- Your goal -
In the data below, find every line with the word "title" and copy it.

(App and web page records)
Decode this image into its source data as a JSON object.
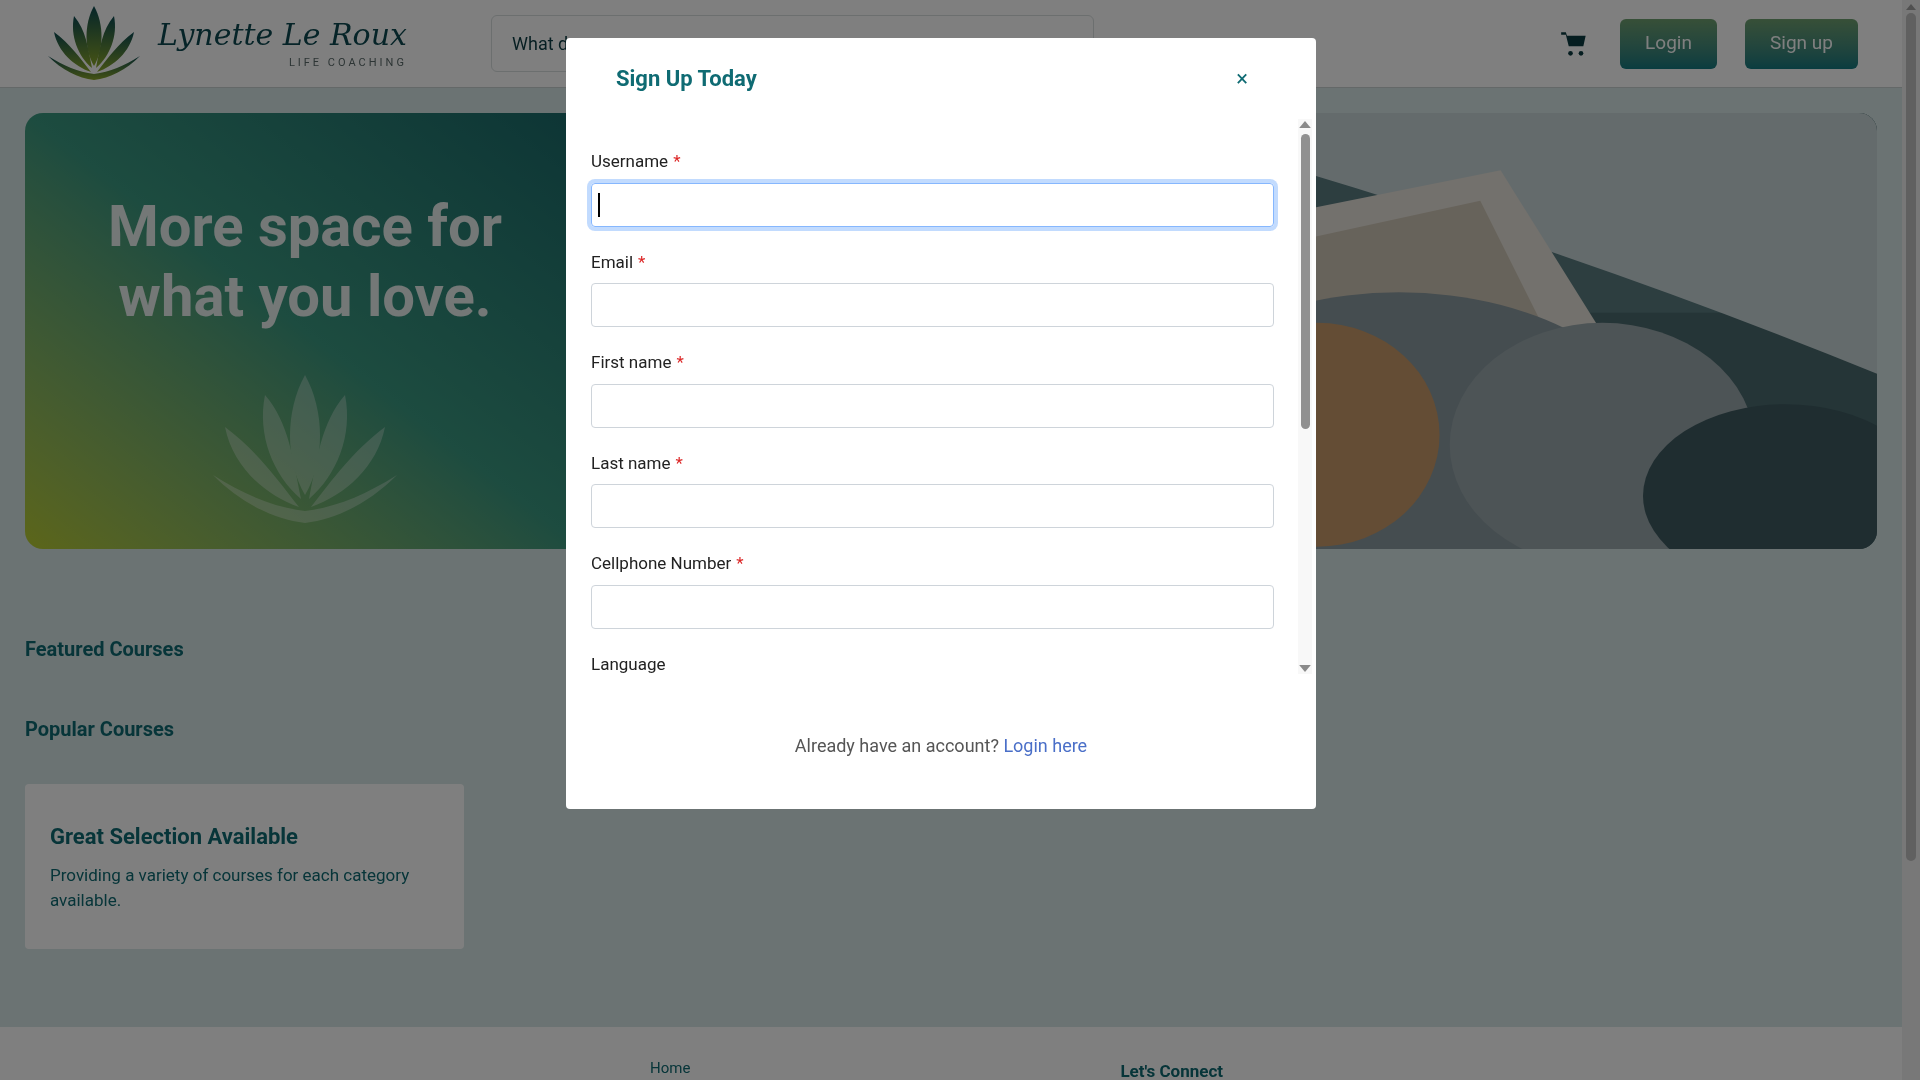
{
  "header": {
    "logo": {
      "name": "Lynette Le Roux",
      "tagline": "LIFE COACHING"
    },
    "search": {
      "placeholder": "What d"
    },
    "buttons": [
      "Login",
      "Sign up"
    ]
  },
  "hero": {
    "headline_lines": [
      "More space for",
      "what you love."
    ]
  },
  "sections": [
    "Featured Courses",
    "Popular Courses"
  ],
  "feature_card": {
    "title": "Great Selection Available",
    "text": "Providing a variety of courses for each category available."
  },
  "footer": {
    "links": [
      "Home"
    ],
    "heading": "Let's Connect"
  },
  "modal": {
    "title": "Sign Up Today",
    "close": "×",
    "fields": [
      {
        "label": "Username",
        "required": true,
        "focused": true
      },
      {
        "label": "Email",
        "required": true,
        "focused": false
      },
      {
        "label": "First name",
        "required": true,
        "focused": false
      },
      {
        "label": "Last name",
        "required": true,
        "focused": false
      },
      {
        "label": "Cellphone Number",
        "required": true,
        "focused": false
      }
    ],
    "required_mark": "*",
    "trailing_label": "Language",
    "footer_text": "Already have an account?",
    "footer_link": "Login here"
  }
}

- Final answer -
    "title": "Great Selection Available",
    "title": "Sign Up Today",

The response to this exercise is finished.